“Get off”, “get out of” or “exit” a bus in English

by Jakub Marian

Tip: See my list of the Most Common Mistakes in English. It will teach you how to avoid mis­takes with com­mas, pre­pos­i­tions, ir­reg­u­lar verbs, and much more.

One of the most common activities and still causing troubledo we get off, out of, take off, or exit buses, trains, planes, and cars? The answer is: It depends on the vehicle. First of all, the verb “exit” can be used with any conceivable vehicle or building, but it sounds very formal. Consider the following two situations:

correct Metro announcement: “Terminal station. Please exit the train.”

“Exit” was appropriate here, as the whole expression was supposed to be understood as a formal command. On the other hand, it is too formal for a normal conversation:

wrong I must exit the bus at the next stop. (too formal for a conversation)

In normal speech, the preferred expression for a bus, train, plane, and other public transport vehicles would be to “get off”. Although you can say that you “take a bus” when you “get on the bus” (not “in”), you can’t say that you “take off the bus” when you “get off”:

correct I must get off (the bus) at the next stop.
wrong I must take off (the bus) at the next stop.

The difference between “get off” and “get out of” is a little bit more delicate. We get off public transport, but we get out of a (personal) car, and never the other way round:

correct Get off the bus at the next stop.
correct Get out of the car after you arrive.
wrong Get out of the bus at the next stop.
wrong Get off the car after you arrive.

For the sake of completeness, we should mention that “get out of the bus” could be used in case of emergency as a command. A driver noticing the bus is on fire could shout, “Everybody get out of the bus!” Nevertheless, this is hopefully not something you will ever need to say.

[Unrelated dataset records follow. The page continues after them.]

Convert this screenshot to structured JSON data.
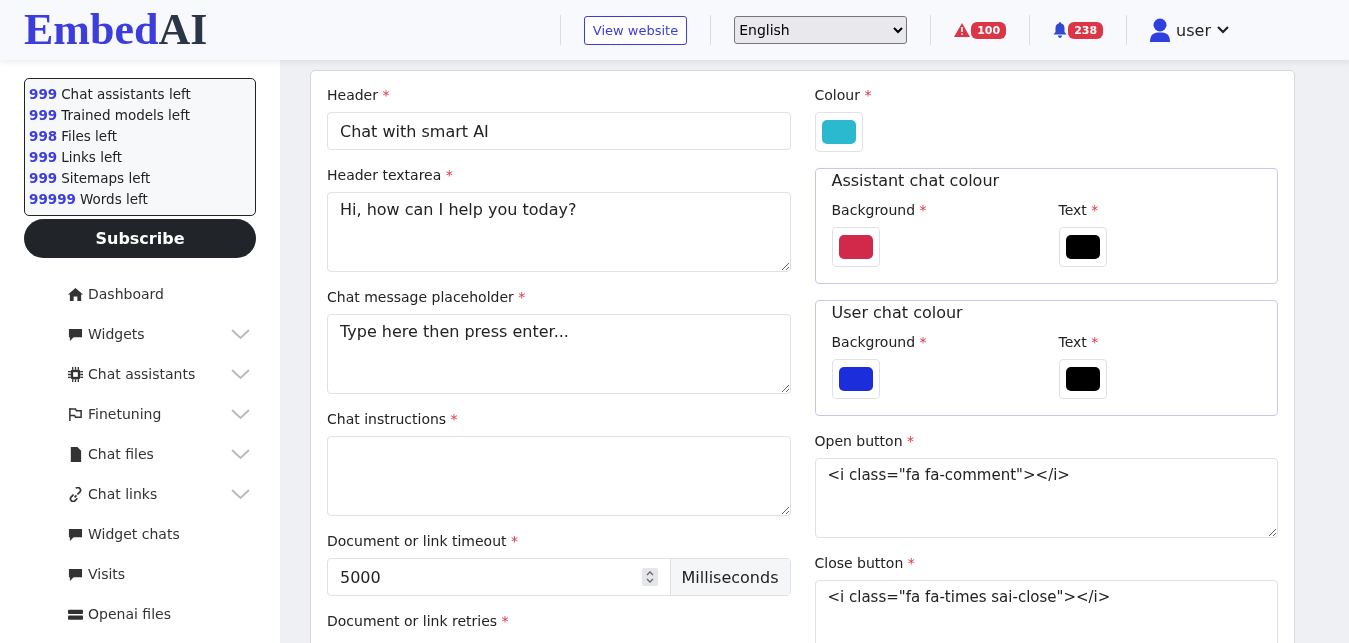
{
  "logo": {
    "primary": "Embed",
    "secondary": "AI"
  },
  "header": {
    "view_website": "View website",
    "language": "English",
    "alerts_badge": "100",
    "notifications_badge": "238",
    "user": "user"
  },
  "sidebar": {
    "stats": [
      {
        "count": "999",
        "label": "Chat assistants left"
      },
      {
        "count": "999",
        "label": "Trained models left"
      },
      {
        "count": "998",
        "label": "Files left"
      },
      {
        "count": "999",
        "label": "Links left"
      },
      {
        "count": "999",
        "label": "Sitemaps left"
      },
      {
        "count": "99999",
        "label": "Words left"
      }
    ],
    "subscribe": "Subscribe",
    "items": [
      {
        "label": "Dashboard",
        "expandable": false
      },
      {
        "label": "Widgets",
        "expandable": true
      },
      {
        "label": "Chat assistants",
        "expandable": true
      },
      {
        "label": "Finetuning",
        "expandable": true
      },
      {
        "label": "Chat files",
        "expandable": true
      },
      {
        "label": "Chat links",
        "expandable": true
      },
      {
        "label": "Widget chats",
        "expandable": false
      },
      {
        "label": "Visits",
        "expandable": false
      },
      {
        "label": "Openai files",
        "expandable": false
      }
    ]
  },
  "form": {
    "left": [
      {
        "kind": "input",
        "label": "Header",
        "required_mark": "*",
        "value": "Chat with smart AI"
      },
      {
        "kind": "textarea",
        "label": "Header textarea",
        "required_mark": "*",
        "value": "Hi, how can I help you today?"
      },
      {
        "kind": "textarea",
        "label": "Chat message placeholder",
        "required_mark": "*",
        "value": "Type here then press enter..."
      },
      {
        "kind": "textarea",
        "label": "Chat instructions",
        "required_mark": "*"
      },
      {
        "kind": "number",
        "label": "Document or link timeout",
        "required_mark": "*",
        "value": "5000",
        "unit": "Milliseconds"
      },
      {
        "kind": "label",
        "label": "Document or link retries",
        "required_mark": "*"
      }
    ],
    "colour": {
      "label": "Colour",
      "required_mark": "*",
      "color": "#2ab9cf"
    },
    "groups": [
      {
        "legend": "Assistant chat colour",
        "pickers": [
          {
            "label": "Background",
            "required_mark": "*",
            "color": "#d2284a"
          },
          {
            "label": "Text",
            "required_mark": "*",
            "color": "#000000"
          }
        ]
      },
      {
        "legend": "User chat colour",
        "pickers": [
          {
            "label": "Background",
            "required_mark": "*",
            "color": "#1c2ddc"
          },
          {
            "label": "Text",
            "required_mark": "*",
            "color": "#000000"
          }
        ]
      }
    ],
    "right": [
      {
        "kind": "textarea",
        "label": "Open button",
        "required_mark": "*",
        "value": "<i class=\"fa fa-comment\"></i>"
      },
      {
        "kind": "textarea",
        "label": "Close button",
        "required_mark": "*",
        "value": "<i class=\"fa fa-times sai-close\"></i>"
      }
    ]
  }
}
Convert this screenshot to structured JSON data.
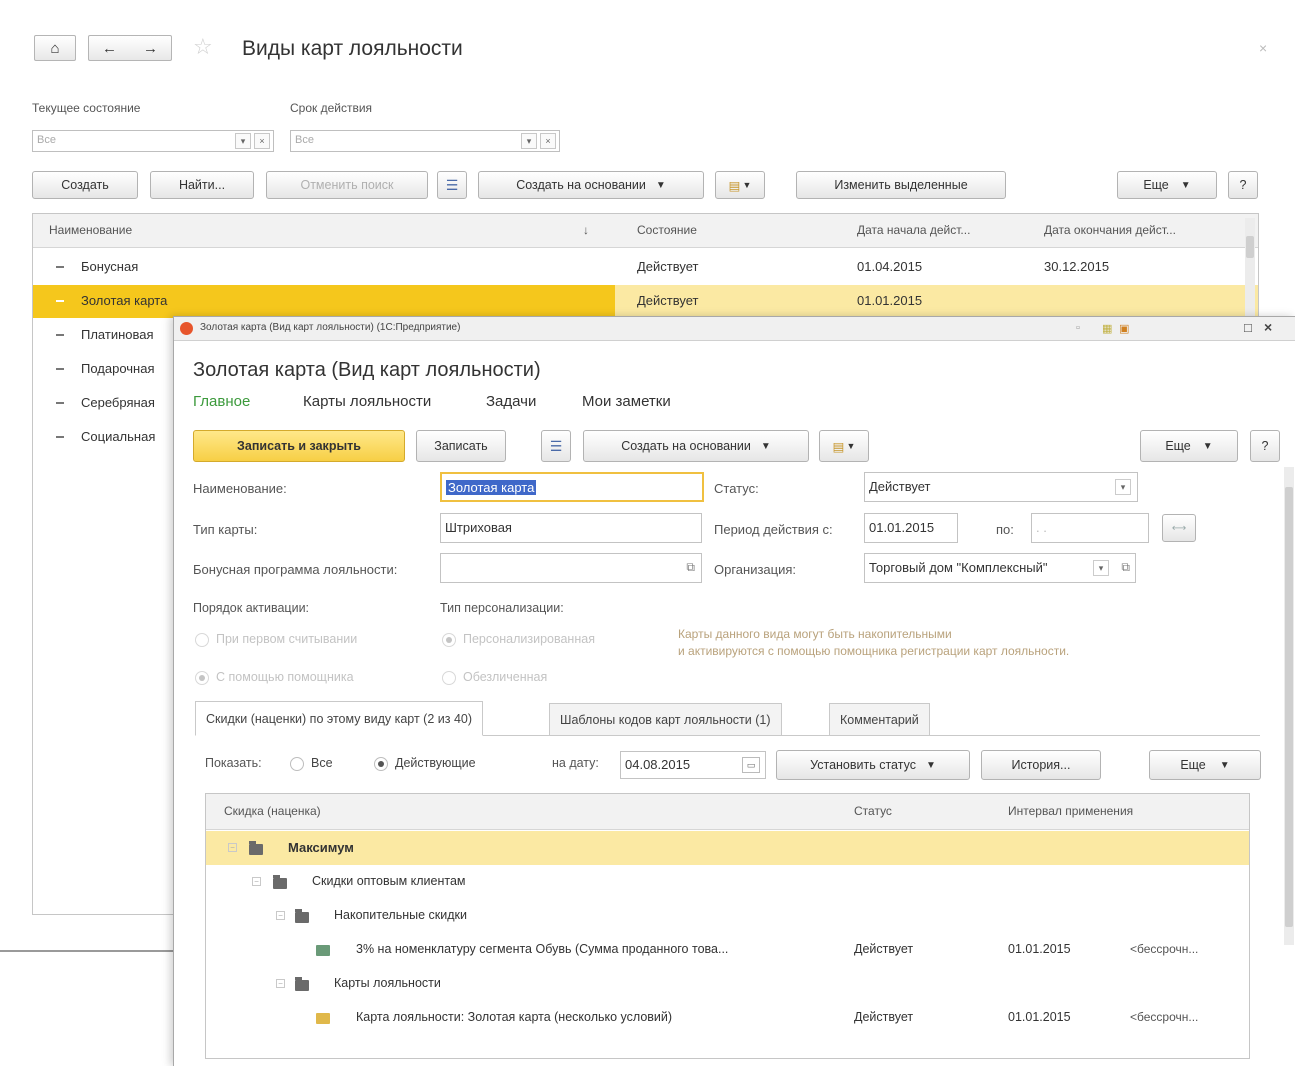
{
  "list_window": {
    "title": "Виды карт лояльности",
    "close": "×",
    "filters": {
      "state_label": "Текущее состояние",
      "state_value": "Все",
      "period_label": "Срок действия",
      "period_value": "Все"
    },
    "toolbar": {
      "create": "Создать",
      "find": "Найти...",
      "cancel_search": "Отменить поиск",
      "create_based_on": "Создать на основании",
      "change_selected": "Изменить выделенные",
      "more": "Еще",
      "help": "?"
    },
    "columns": [
      "Наименование",
      "Состояние",
      "Дата начала дейст...",
      "Дата окончания дейст..."
    ],
    "sort_indicator": "↓",
    "rows": [
      {
        "name": "Бонусная",
        "state": "Действует",
        "start": "01.04.2015",
        "end": "30.12.2015"
      },
      {
        "name": "Золотая карта",
        "state": "Действует",
        "start": "01.01.2015",
        "end": ""
      },
      {
        "name": "Платиновая",
        "state": "",
        "start": "",
        "end": ""
      },
      {
        "name": "Подарочная",
        "state": "",
        "start": "",
        "end": ""
      },
      {
        "name": "Серебряная",
        "state": "",
        "start": "",
        "end": ""
      },
      {
        "name": "Социальная",
        "state": "",
        "start": "",
        "end": ""
      }
    ]
  },
  "form_window": {
    "titlebar": "Золотая карта (Вид карт лояльности) (1С:Предприятие)",
    "title": "Золотая карта (Вид карт лояльности)",
    "nav": [
      "Главное",
      "Карты лояльности",
      "Задачи",
      "Мои заметки"
    ],
    "toolbar": {
      "save_close": "Записать и закрыть",
      "save": "Записать",
      "create_based_on": "Создать на основании",
      "more": "Еще",
      "help": "?"
    },
    "fields": {
      "name_label": "Наименование:",
      "name_value": "Золотая карта",
      "status_label": "Статус:",
      "status_value": "Действует",
      "card_type_label": "Тип карты:",
      "card_type_value": "Штриховая",
      "period_label": "Период действия с:",
      "period_from": "01.01.2015",
      "period_to_label": "по:",
      "period_to_placeholder": ". .",
      "bonus_label": "Бонусная программа лояльности:",
      "org_label": "Организация:",
      "org_value": "Торговый дом \"Комплексный\"",
      "activation_label": "Порядок активации:",
      "activation_options": [
        "При первом считывании",
        "С помощью помощника"
      ],
      "personalization_label": "Тип персонализации:",
      "personalization_options": [
        "Персонализированная",
        "Обезличенная"
      ],
      "hint_line1": "Карты данного вида могут быть накопительными",
      "hint_line2": "и активируются с помощью помощника регистрации карт лояльности."
    },
    "tabs": [
      "Скидки (наценки) по этому виду карт (2 из 40)",
      "Шаблоны кодов карт лояльности (1)",
      "Комментарий"
    ],
    "discounts_toolbar": {
      "show_label": "Показать:",
      "all": "Все",
      "active": "Действующие",
      "date_label": "на дату:",
      "date_value": "04.08.2015",
      "set_status": "Установить статус",
      "history": "История...",
      "more": "Еще"
    },
    "discount_columns": [
      "Скидка (наценка)",
      "Статус",
      "Интервал применения"
    ],
    "discount_rows": [
      {
        "name": "Максимум",
        "status": "",
        "from": "",
        "to": "",
        "level": 0
      },
      {
        "name": "Скидки оптовым клиентам",
        "status": "",
        "from": "",
        "to": "",
        "level": 1
      },
      {
        "name": "Накопительные скидки",
        "status": "",
        "from": "",
        "to": "",
        "level": 2
      },
      {
        "name": "3% на номенклатуру сегмента Обувь (Сумма проданного това...",
        "status": "Действует",
        "from": "01.01.2015",
        "to": "<бессрочн...",
        "level": 3
      },
      {
        "name": "Карты лояльности",
        "status": "",
        "from": "",
        "to": "",
        "level": 2
      },
      {
        "name": "Карта лояльности: Золотая карта (несколько условий)",
        "status": "Действует",
        "from": "01.01.2015",
        "to": "<бессрочн...",
        "level": 3
      }
    ]
  }
}
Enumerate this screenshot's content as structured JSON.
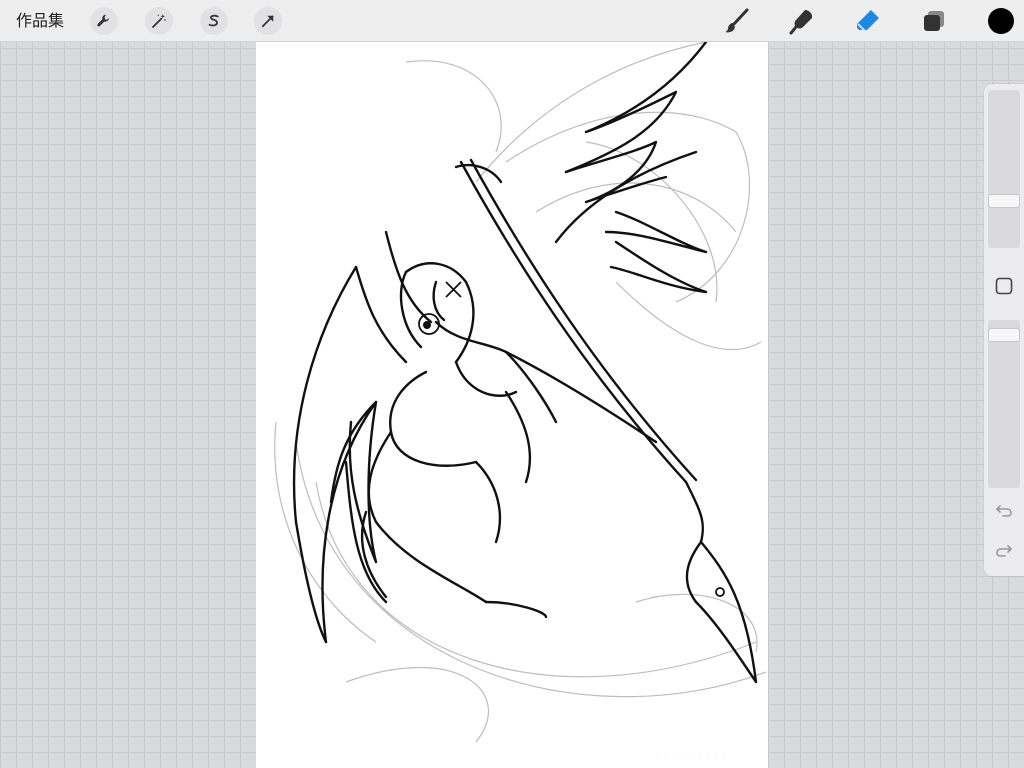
{
  "topbar": {
    "gallery_label": "作品集",
    "left_tools": [
      "wrench-icon",
      "magic-wand-icon",
      "selection-s-icon",
      "transform-arrow-icon"
    ],
    "right_tools": [
      "brush-icon",
      "smudge-icon",
      "eraser-icon",
      "layers-icon"
    ],
    "active_tool": "eraser-icon",
    "current_color": "#000000",
    "accent": "#1e88e5"
  },
  "sidebar": {
    "controls": [
      "brush-size-slider",
      "modify-square-button",
      "opacity-slider",
      "undo-icon",
      "redo-icon"
    ]
  },
  "canvas": {
    "background": "#ffffff",
    "content": "line-art-drawing"
  }
}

This article was based on my guide to the most common mistakes in English, which explains many similar topics. Why don’t you check it out?